I believe programs like CIT and others need to be lead by someone who deeply understands the need for the program and is passionate about it's intended purpose.
Hello Lt. Lyons. You are absolutely correct. The CIT philosophy begins at the top but it must be fostered among all ranks for effectiveness. CIT is actually my specialty. I have worked in the mental health field for close to 9 years and teach a POST certified course on behavior health crisis intervention. Our Chief is very supportive of this approach and recognizes the advantages of having our personnel being CIT trained. We take this approach very serious and emphasize to our patrol officers that the CIT approach works. They believe it because we believe it, translating into a widespread belief of safety. I am fortunate to work with a great group of professionals that demonstrate compassion and empathy for people experiencing mental health issues.
I think part of the issues with failed programs is due to individuals being forced into the program as opposed to volunteers. Also, the programs that are an extra assignment for officers who already have secondary and on top of an already busy primary assignment leads to the program losing steam. It would definitely need to start with the right leader and support to open and sustain the program.
Great point! We were able to find a person passionate enough at our agency to get it started. The program as taken off and had an extremely positive impact on our community and deputies.
Nathan, I agree. This has to be a program that an officer wants to be a part of. If they are forced into it the program will fail.
I agree, it is a job for motivated individuals with an inclination for the work. Assigning someone who isn’t fully committed would lead to failure. The agency command would have to fully back this program as well. It should not be a “topic of the month” approach…
I agree with not assigning an officer to the CIT but to have a officer volunteer for the position is better. Someone who expressed interest in this topic would be a better fit for implementing a program.
I am pleased to say that my agency sent myself and one other employee to a training hosted by "Force Science" in Orlando, FL in 2018. Since returning from the course we have implemented the training we received in our in-service training as well as our FTO program.
I do remember that there was a team put in place and I always wondered why it was not active. New Orleans, La. has an amazing CIT.
After reviewing this module Mr. Brown maybe you can present a slide with this information so that your team can start implementing training or sending your people to training on this matter. As a person that is CIT trained this is a huge tool that is added to everything else on our belt. Sometimes communicating with them the right way eliminates us from having to use any other intermediate tools.

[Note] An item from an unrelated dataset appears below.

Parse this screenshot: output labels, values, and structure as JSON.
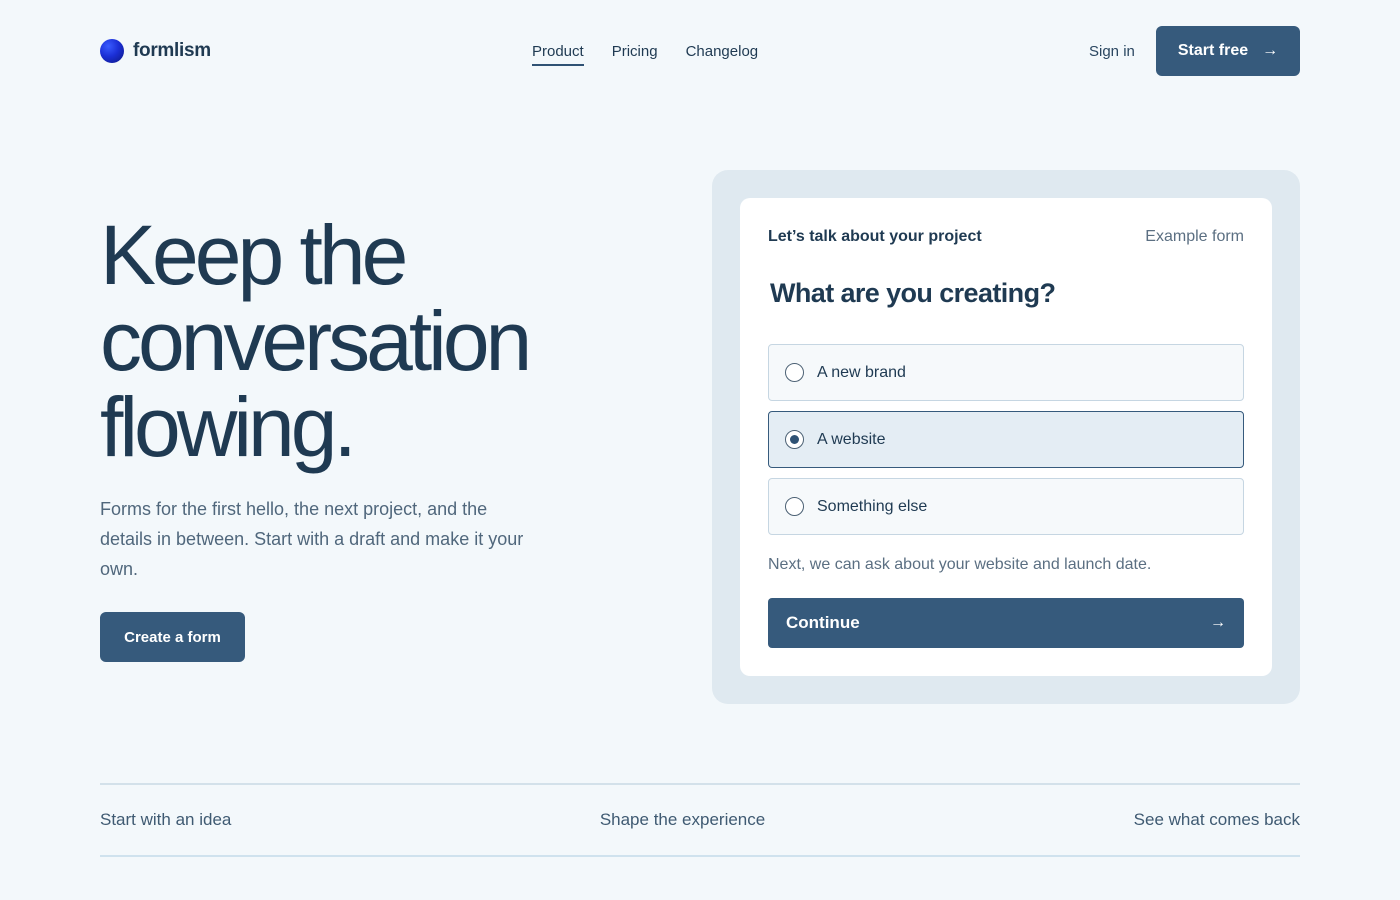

It was interesting to hear the percentages of the mentally ill that were homeless (46%). Since my city has a large homeless population a CIT team may help with the crimes being committed in those areas that are populated by the homeless.
My agency is part of a Crisis Intervention Team and I can say that the way officers handle a crisis with a person of mental illness has improved drastically.
I agree, my agency has a CIT and it has improved the way employees handle and interact with persons with mental illness. Enhanced training has also helped with this.
Monte, this percentage mirrors itself within our jail systems. There is a great need for CIT and other diversion programs. The mentally ill commit many of their offenses due to the symptoms of mental health and there are few accessible resources to address this reality. IIt is an issue once they get to the jail, as we cannot force medications and we do not have to programing needed to help these folks.
I attended CIT training in 2013. I was an amazing class that shows you basic active listening skills and simple ways to deal with people with mental illness. After completing the course, it was much easier to identify someone with mental illness. It has greatly helped me throughout my career.